within an hour i was not feeling well. we went as a group and took a nap in the sun in a field of dandilions. it was beautiful and comfortable, but when i woke up my stomach was screaming at me. we walked back to pick a marshutka up to take back to ecik. moments before getting on the marshutka i had to urgently pay to use the squatter on the side of the street. (you have to pay to use public toilets here. 40 tenge isn't much, but it is not cool when you have to stop at a cashier before you can go puke your lungs out.) which is exaclty what i did. & imagine for a moment puking in a squatter on the sidewalk where the whole world can hear. it was difficult and slightly embarassing. i then had to ride in a packed marshutka on the way home with no windows, 80 degree weather, and too many potholes for an hour and fifteen minutes. it wasn't pretty.

and that was the start of my unfortunate week. my coughing from the week before was getting worse and i couldn't keep anything down. i had to call the peace corps medical officer. i then spent quite a bit of time this week shuttling back and forth between ecik and the peace corps office in almaty. i got to see the almaty hospital though. three times actually. that was nice. after quite a bit of poking and prodding and more than a few meals lost, i am finally feeling better. looking better too i might add. not the most enjoyable diet i've been on, but clearly the most effective ☺

i missed quite a bit of class this week. i also missed teaching three of my own classes. (which by the way, i am feeling much more comfortable with. i might even be a decent teacher by the end of two years.) i even missed seeting the romeo & juliet ballet in almaty that i was super excited for. but o well, at least i am well now. && my brochitis is almost gone too.

& as an awesome end to this crazy week i was startled out of bed this morning by an earthquake. you can imagine with the craziness going on in the world, i was rather frightened when my apartment started shaking. i hopped out of bed and my host mom was grabbing me to run out the door. (apparently these soviet apartment buildings don't put up too much of a fight when gravtiy comes calling). i was prepared to leave the house in my pjs with no shoes, but fortunately the shaking stopped. the eerie swaying of the apartment bulding hung around a few seconds after.

apparently it was a 5.4 on the richter scale 44 miles northeast of almaty. i'm east of almaty somewhere. i think. but since i survived the minor earthquake & it is may day, i went to the city center to see a parade, dancing, and a concert and then traveled to the bazaar and bought a pair of fabulous shoes. black flats with sparkles on the front and a little shoelace. 1200 tenge. that's like 8 bucks in the states. love it. although on my peace corps budget that's a splurge. one i felt i most definitely deserved after this week.

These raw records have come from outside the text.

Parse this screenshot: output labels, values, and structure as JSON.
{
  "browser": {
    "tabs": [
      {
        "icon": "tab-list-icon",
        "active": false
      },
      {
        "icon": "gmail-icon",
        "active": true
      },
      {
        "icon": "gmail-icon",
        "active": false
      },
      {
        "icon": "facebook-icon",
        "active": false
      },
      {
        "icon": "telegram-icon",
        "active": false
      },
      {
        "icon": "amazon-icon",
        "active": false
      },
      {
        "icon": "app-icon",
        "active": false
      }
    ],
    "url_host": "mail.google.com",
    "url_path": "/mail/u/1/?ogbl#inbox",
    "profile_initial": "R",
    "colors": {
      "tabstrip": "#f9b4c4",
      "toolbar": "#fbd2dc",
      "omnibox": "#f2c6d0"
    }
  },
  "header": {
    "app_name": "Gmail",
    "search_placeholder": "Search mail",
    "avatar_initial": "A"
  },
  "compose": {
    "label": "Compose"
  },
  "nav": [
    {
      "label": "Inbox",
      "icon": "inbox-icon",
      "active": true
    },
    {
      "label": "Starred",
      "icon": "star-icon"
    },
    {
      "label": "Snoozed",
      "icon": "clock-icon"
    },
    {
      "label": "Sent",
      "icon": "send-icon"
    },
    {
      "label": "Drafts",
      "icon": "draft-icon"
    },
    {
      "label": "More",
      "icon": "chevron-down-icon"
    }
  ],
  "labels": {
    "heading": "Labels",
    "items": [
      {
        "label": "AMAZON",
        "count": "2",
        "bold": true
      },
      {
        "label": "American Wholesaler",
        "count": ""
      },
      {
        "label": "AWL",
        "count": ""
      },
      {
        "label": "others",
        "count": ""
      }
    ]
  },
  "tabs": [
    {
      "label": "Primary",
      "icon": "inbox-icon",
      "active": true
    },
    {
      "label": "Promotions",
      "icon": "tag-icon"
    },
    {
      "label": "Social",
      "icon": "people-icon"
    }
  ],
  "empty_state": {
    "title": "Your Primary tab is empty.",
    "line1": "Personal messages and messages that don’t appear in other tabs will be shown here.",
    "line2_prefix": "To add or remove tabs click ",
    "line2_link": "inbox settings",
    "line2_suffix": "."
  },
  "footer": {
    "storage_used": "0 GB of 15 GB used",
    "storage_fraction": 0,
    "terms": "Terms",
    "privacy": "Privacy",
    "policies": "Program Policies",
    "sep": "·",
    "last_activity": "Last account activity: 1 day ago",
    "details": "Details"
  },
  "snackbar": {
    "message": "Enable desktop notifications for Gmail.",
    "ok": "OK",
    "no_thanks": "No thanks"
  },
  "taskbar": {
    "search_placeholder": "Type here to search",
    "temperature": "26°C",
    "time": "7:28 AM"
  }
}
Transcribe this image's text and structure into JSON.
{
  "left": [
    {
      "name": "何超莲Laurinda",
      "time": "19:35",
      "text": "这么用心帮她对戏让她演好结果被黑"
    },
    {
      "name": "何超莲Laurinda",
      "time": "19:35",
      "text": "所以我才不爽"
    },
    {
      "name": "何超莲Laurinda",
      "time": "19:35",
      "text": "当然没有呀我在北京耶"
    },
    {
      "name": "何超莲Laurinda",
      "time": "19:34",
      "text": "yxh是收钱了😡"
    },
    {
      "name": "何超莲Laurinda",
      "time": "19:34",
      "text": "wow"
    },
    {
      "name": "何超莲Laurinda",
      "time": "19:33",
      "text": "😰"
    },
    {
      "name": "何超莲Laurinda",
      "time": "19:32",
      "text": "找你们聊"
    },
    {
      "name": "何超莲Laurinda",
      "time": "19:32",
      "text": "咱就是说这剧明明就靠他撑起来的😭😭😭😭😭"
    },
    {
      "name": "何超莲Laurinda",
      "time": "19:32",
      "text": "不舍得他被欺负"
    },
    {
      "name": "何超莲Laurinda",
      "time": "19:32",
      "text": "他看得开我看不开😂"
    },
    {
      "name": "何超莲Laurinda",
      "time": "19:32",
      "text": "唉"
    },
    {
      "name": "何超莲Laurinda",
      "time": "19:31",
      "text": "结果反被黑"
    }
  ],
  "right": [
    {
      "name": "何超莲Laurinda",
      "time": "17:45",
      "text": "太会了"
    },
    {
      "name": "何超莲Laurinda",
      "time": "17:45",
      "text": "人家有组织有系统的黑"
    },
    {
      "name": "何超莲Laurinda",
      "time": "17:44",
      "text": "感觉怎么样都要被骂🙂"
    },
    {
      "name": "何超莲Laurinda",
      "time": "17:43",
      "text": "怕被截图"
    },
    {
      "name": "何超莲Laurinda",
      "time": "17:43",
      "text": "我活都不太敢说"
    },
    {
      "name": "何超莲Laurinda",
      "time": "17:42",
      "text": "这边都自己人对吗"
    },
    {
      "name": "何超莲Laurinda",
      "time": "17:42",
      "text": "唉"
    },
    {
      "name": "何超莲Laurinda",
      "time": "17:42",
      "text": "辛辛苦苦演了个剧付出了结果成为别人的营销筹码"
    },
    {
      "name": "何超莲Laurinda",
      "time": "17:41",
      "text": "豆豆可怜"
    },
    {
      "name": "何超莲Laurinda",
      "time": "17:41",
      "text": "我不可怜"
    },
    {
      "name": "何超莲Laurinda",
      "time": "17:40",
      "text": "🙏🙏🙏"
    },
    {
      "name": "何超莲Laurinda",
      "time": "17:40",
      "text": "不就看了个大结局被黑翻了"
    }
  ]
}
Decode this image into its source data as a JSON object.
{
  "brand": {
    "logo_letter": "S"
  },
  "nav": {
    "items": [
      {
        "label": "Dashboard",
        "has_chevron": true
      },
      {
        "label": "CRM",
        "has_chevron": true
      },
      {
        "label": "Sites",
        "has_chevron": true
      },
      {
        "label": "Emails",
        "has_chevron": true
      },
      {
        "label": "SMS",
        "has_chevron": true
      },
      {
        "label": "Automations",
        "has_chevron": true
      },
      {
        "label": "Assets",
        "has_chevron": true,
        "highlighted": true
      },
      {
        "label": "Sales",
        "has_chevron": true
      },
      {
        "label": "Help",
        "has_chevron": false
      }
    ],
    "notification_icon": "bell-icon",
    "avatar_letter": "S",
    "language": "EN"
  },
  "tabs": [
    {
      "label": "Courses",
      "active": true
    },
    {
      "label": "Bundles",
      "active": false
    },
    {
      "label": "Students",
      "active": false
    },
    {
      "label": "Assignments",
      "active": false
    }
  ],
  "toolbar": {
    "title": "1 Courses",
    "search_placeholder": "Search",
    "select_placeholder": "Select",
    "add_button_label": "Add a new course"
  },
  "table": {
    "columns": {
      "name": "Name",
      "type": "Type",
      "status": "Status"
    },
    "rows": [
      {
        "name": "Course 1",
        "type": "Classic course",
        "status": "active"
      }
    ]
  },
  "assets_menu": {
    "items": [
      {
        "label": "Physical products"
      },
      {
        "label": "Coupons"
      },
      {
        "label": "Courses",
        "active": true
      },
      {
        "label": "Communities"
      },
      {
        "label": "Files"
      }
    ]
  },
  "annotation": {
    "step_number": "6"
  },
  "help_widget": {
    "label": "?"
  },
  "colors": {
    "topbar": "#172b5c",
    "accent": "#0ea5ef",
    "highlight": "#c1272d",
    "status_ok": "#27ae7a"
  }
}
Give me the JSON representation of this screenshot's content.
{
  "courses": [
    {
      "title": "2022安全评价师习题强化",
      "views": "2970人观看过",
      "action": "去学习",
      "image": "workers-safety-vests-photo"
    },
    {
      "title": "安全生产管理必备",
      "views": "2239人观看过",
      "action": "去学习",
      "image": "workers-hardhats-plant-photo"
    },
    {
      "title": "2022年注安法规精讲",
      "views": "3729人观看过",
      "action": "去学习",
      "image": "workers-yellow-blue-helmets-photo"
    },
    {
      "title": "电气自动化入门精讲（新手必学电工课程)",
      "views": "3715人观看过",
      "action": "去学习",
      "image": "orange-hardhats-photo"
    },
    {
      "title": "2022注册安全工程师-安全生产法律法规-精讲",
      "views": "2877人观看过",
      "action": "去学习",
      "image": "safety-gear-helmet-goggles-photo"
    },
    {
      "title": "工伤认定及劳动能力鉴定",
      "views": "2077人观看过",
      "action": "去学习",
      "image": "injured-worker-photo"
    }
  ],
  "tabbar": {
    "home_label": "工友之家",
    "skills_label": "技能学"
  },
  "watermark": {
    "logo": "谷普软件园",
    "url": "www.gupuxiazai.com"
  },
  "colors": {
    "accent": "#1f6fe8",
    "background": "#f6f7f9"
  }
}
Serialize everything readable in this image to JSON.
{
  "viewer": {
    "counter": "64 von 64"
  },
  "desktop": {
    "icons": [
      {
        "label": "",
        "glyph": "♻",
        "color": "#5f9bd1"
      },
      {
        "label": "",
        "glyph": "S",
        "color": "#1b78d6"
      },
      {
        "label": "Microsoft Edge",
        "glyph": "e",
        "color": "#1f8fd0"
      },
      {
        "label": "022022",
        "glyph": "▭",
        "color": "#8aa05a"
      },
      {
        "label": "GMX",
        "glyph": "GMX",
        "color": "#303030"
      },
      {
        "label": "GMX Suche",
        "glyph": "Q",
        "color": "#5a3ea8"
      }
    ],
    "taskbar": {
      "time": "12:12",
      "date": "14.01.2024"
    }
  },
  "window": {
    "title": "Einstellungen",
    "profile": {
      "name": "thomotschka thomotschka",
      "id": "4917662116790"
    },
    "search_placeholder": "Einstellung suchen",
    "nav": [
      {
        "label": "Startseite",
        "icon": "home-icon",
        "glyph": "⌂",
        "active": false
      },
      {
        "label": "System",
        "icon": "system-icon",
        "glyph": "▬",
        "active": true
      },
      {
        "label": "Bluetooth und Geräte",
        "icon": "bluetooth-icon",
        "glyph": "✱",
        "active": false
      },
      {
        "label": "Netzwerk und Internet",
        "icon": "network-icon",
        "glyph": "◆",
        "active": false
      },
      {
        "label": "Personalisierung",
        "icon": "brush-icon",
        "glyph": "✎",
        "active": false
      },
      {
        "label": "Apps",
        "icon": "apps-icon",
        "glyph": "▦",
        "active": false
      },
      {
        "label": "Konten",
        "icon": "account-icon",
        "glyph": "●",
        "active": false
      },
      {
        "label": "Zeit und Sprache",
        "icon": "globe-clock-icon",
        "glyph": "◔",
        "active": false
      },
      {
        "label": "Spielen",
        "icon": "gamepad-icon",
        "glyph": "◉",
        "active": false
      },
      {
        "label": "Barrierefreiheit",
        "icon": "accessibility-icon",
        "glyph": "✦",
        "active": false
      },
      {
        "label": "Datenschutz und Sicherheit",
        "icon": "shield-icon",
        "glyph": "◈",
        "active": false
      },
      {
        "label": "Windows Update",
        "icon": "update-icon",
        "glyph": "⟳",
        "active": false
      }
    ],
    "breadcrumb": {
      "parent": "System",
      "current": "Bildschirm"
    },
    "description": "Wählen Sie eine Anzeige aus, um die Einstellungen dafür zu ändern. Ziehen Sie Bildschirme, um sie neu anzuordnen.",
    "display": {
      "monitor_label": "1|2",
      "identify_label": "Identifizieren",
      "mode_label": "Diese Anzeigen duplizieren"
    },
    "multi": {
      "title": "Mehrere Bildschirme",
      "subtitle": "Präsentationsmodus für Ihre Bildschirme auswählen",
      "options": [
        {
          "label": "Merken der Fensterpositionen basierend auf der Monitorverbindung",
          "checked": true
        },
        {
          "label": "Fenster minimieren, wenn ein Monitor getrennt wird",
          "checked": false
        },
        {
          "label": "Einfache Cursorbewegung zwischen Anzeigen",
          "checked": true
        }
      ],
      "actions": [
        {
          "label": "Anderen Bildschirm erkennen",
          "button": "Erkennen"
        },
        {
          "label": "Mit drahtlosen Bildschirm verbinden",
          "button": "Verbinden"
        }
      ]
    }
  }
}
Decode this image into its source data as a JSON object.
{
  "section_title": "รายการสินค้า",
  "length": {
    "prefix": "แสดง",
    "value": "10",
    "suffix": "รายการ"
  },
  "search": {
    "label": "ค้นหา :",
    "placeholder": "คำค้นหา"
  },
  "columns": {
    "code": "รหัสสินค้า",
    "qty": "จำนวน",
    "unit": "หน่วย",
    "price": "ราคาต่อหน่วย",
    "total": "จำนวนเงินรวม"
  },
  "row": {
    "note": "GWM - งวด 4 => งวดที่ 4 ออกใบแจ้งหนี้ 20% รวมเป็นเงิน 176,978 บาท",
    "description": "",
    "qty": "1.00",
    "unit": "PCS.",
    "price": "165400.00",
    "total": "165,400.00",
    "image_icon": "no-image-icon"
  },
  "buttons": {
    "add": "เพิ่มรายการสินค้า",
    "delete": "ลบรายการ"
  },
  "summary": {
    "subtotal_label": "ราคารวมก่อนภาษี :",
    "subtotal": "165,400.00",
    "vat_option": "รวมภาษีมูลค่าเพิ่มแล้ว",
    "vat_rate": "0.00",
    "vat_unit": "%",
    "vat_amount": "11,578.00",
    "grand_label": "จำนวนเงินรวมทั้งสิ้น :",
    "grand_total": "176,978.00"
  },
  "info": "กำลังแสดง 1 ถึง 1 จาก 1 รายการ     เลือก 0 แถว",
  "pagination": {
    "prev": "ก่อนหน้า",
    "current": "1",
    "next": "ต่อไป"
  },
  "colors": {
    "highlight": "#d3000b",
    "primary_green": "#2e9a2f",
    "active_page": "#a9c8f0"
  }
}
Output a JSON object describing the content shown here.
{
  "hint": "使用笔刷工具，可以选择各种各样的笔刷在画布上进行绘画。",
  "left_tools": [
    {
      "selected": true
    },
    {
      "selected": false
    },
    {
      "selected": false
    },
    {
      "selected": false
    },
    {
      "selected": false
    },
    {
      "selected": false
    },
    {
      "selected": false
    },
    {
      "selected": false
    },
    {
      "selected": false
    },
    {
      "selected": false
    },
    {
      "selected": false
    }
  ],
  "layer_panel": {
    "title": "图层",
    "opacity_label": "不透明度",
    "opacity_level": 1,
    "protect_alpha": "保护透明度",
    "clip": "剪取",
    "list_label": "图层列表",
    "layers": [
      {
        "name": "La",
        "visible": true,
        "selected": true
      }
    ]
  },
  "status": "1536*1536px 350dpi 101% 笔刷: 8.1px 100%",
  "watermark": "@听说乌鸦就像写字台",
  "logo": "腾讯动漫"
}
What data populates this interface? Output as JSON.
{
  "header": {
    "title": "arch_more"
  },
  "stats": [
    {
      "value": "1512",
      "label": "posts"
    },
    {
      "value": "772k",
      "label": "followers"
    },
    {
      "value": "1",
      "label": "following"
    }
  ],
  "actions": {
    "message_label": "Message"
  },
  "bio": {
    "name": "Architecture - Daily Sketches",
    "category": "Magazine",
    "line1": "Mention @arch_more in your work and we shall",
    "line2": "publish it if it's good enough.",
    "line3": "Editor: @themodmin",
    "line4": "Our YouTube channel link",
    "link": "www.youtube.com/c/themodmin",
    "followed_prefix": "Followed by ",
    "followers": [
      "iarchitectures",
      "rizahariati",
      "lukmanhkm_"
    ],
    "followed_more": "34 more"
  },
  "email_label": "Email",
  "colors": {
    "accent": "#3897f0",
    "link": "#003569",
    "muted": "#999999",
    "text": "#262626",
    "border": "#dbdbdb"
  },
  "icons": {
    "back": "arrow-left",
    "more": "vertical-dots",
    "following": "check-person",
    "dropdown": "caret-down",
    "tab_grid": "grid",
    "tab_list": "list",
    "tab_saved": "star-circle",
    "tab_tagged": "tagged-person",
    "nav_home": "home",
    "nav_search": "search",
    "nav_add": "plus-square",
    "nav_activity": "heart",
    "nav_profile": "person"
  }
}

since may day is a big holiday here classes for tomorrow and tuesday are cancelled. peace corps is taking all the trainees to medeo. the famous ice skating rink in the mountains in almaty. it should be beautiful and fun. i teach two classes on thursday and it looks like my last class to teach on friday will be cancelled as well. (you can see how seriously they take school around here. not really. but kind of.) &&&&& on saturday is site placement day. we have all reached the point where we are exhausted and ready to move to our new sites. i am only slightly a.ka. terribly nervous about repacking and getting my now 3 bags down four flights of stairs and onto a train. good thing i have been walking so much here, i'm gonna need those strong legs.

waiting on the next unexpected adventure,